Philip S. Kampe
Monday, May 16, 2016
I have spent much time in Barcelona during the past several years. It is my wife’s favorite walking city. We have come on vacation and I have come on assignment.
This little tale of ‘A Day in Barcelona’ encompasses day one, the day three journalists, Diane, Manos and myself arrive at the Barcelona airport at 7am on a Sunday.
Our assignment begins on Monday.
Our assignment begins on Monday.
We were met at the airport by our friend and trip coordinator, Nuria Ruiz, a wonderful and charming woman who organizes and facilitates journalist’s visits to the vineyards and restaurants of Catalonia.
It was early and as we drove into the center of Barcelona, we noticed that the streets were empty. Today was going to be a free day and one that was in the hands of Nuria. We were her sheep, following whatever she thought best for us.
We were dropped off near the Basilica de la Sagrada Familia, Antoni Gaudi’s architectural masterpiece, a basilica dedicated to God and the expression of light. It was a bit too early to enter, so we found a lovely, local outdoor café and had coffee to attempt to wake us up from jet lag. We managed to talk long enough for us to hear the mass bells ringing in the background. That was our cue to visit the church, observe mass and apply for press passes to view the Basilica.
Our day had begun. We managed to spend four hours inside this magical architectural wonder.
Afterwards, we wandered through the streets of Barcelona, clocking, 22,500 steps, according to my reliable IPhone.
During the course of our walk, Nuria telephoned two friends to meet us for lunch, one was the legendary Ramon Raventos, a restaurant aficionado and founder of www.vipgourmet.com and Merche Dalman Cartes, owner of the well known vineyard, Clos Galena ( www.closgalena.com ).

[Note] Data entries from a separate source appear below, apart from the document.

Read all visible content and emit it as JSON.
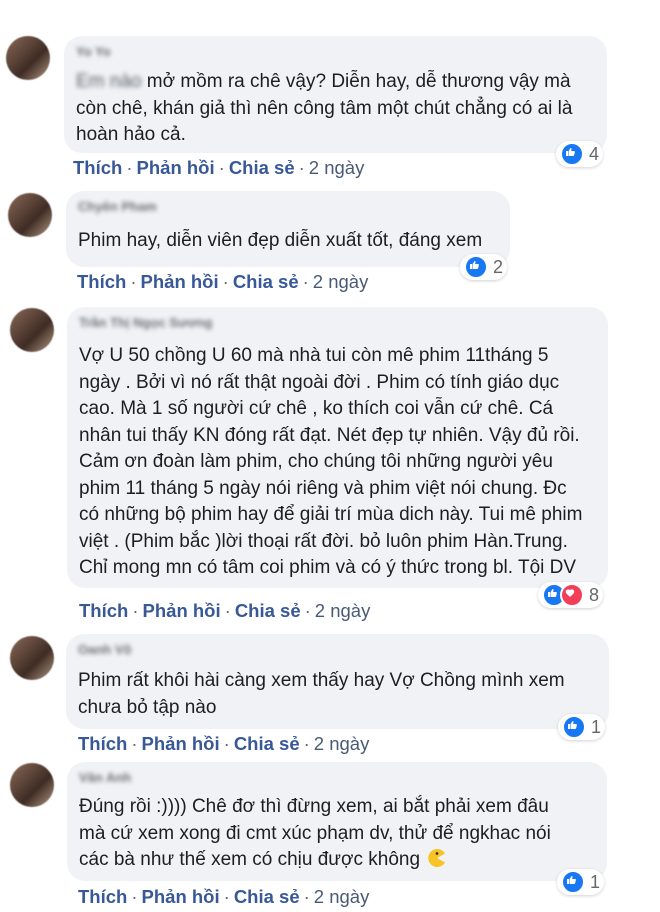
{
  "comments": [
    {
      "name": "Yo Yo",
      "text_prefix": "Em nào",
      "text": "mở mồm ra chê vậy? Diễn hay, dễ thương vậy mà còn chê, khán giả thì nên công tâm một chút chẳng có ai là hoàn hảo cả.",
      "like_label": "Thích",
      "reply_label": "Phản hồi",
      "share_label": "Chia sẻ",
      "time": "2 ngày",
      "reactions": [
        "like"
      ],
      "reaction_count": "4"
    },
    {
      "name": "Chyên Pham",
      "text": "Phim hay, diễn viên đẹp diễn xuất tốt, đáng xem",
      "like_label": "Thích",
      "reply_label": "Phản hồi",
      "share_label": "Chia sẻ",
      "time": "2 ngày",
      "reactions": [
        "like"
      ],
      "reaction_count": "2"
    },
    {
      "name": "Trần Thị Ngọc Sương",
      "text": "Vợ U 50 chồng U 60 mà nhà tui còn mê phim 11tháng 5 ngày . Bởi vì nó rất thật ngoài đời . Phim có tính giáo dục cao. Mà 1 số người cứ chê , ko thích coi vẫn cứ chê. Cá nhân tui thấy KN đóng rất đạt. Nét đẹp tự nhiên. Vậy đủ rồi. Cảm ơn đoàn làm phim, cho chúng tôi những người yêu phim 11 tháng 5 ngày nói riêng và phim việt nói chung. Đc có những bộ phim hay để giải trí mùa dich này. Tui mê phim việt . (Phim bắc )lời thoại rất đời. bỏ luôn phim Hàn.Trung. Chỉ mong mn có tâm coi phim và có ý thức trong bl. Tội DV",
      "like_label": "Thích",
      "reply_label": "Phản hồi",
      "share_label": "Chia sẻ",
      "time": "2 ngày",
      "reactions": [
        "like",
        "heart"
      ],
      "reaction_count": "8"
    },
    {
      "name": "Oanh Võ",
      "text": "Phim rất khôi hài càng xem thấy hay Vợ Chồng mình xem chưa bỏ tập nào",
      "like_label": "Thích",
      "reply_label": "Phản hồi",
      "share_label": "Chia sẻ",
      "time": "2 ngày",
      "reactions": [
        "like"
      ],
      "reaction_count": "1"
    },
    {
      "name": "Văn Anh",
      "text": "Đúng rồi :)))) Chê đơ thì đừng xem, ai bắt phải xem đâu mà cứ xem xong đi cmt xúc phạm dv, thử để ngkhac nói các bà như thế xem có chịu được không",
      "emoji": "pacman-emoji",
      "like_label": "Thích",
      "reply_label": "Phản hồi",
      "share_label": "Chia sẻ",
      "time": "2 ngày",
      "reactions": [
        "like"
      ],
      "reaction_count": "1"
    }
  ],
  "colors": {
    "bubble": "#f0f2f5",
    "link": "#385898",
    "like": "#1877f2",
    "heart": "#f33e58"
  }
}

The plan was to meet us for lunch at the BOCA Grande restaurant, www.bocagrande.cat , located in an ally, just off the Passeig de Grande, which is one of the main shopping streets in Barcelona.

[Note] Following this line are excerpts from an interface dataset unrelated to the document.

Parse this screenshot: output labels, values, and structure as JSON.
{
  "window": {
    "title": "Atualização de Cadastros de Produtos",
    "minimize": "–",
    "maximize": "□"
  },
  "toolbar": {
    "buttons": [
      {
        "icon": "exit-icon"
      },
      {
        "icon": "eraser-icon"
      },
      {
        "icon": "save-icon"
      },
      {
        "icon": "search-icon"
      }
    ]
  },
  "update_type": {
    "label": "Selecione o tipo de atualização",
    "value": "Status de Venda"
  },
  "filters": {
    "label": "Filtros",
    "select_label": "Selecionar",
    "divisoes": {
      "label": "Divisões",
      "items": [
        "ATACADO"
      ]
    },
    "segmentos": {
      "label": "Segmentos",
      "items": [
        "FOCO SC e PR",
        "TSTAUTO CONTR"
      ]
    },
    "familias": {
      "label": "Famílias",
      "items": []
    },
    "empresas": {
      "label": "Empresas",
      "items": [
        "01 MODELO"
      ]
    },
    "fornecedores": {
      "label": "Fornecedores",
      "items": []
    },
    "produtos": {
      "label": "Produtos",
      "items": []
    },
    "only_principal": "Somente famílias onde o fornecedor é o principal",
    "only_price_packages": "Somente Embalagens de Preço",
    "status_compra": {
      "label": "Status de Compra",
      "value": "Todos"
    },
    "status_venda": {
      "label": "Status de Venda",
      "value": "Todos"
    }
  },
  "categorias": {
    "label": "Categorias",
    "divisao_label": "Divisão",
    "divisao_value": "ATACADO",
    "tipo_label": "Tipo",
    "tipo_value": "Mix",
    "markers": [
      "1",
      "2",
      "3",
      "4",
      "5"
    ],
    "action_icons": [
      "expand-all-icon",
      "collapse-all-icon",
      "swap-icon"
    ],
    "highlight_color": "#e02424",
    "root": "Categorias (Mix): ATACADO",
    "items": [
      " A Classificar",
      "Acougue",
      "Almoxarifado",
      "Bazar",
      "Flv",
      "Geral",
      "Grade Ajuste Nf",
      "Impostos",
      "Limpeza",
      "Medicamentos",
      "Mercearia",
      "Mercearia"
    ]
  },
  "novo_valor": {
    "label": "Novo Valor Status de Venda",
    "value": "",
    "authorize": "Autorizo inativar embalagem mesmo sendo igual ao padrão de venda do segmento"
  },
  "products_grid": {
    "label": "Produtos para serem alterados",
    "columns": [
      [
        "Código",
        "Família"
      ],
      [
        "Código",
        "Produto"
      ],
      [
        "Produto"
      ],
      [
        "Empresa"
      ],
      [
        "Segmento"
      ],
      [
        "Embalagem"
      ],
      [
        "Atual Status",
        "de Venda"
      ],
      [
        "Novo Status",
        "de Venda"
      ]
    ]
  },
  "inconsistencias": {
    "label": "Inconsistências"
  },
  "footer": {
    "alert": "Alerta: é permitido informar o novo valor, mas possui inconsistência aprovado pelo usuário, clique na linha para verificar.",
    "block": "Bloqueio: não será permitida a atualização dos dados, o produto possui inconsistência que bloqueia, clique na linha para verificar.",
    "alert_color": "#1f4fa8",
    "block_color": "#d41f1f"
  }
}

We followed the plan, met inside of this overwhelming restaurant and that is where our introduction to the classical food of Catalonia began. We ate family style, drank bottles of cava and wine with our hosts and had a grand time. Service was impeccable, the dishes were memorable and sophisticated.
BOCA Grande lived up to its reputation and relishes the ‘savoir faire’ style of service in an age where good service, high standards and quality cooking are a key to success. Add the visual uniqueness, designed by Lazaro Rosa Violan, of BOCA Grande and you have a restaurant that can stand on its laurels.
After a three hour tapas and main course meal, our party, now of six, chose to take the all, too familiar, after Sunday lunch walk.
Walking for hours, through the maze of beautiful and historical Barcelona only made me envious of those two million that live in the metro area.
Manos, a fellow journalist on the trip, had an assignment to write an article on Barcelona’s tapas offerings. Our culinary guide for the day, Ramon Raventos, suggested that we visit Chef Daniel Rueda’s two tapas bars, named Tapeo and Tapeo Bar, (www.tapeoborn.cat ). We took his advice, had an amazing two hours of various tapas from both locations and managed to drink a bottle of Merche’s, Clos Galena 14.5%, well-balanced, fruit forward and velvety, red wine..
It looks like our 22,500 steps on Day one in Barcelona were put to good use.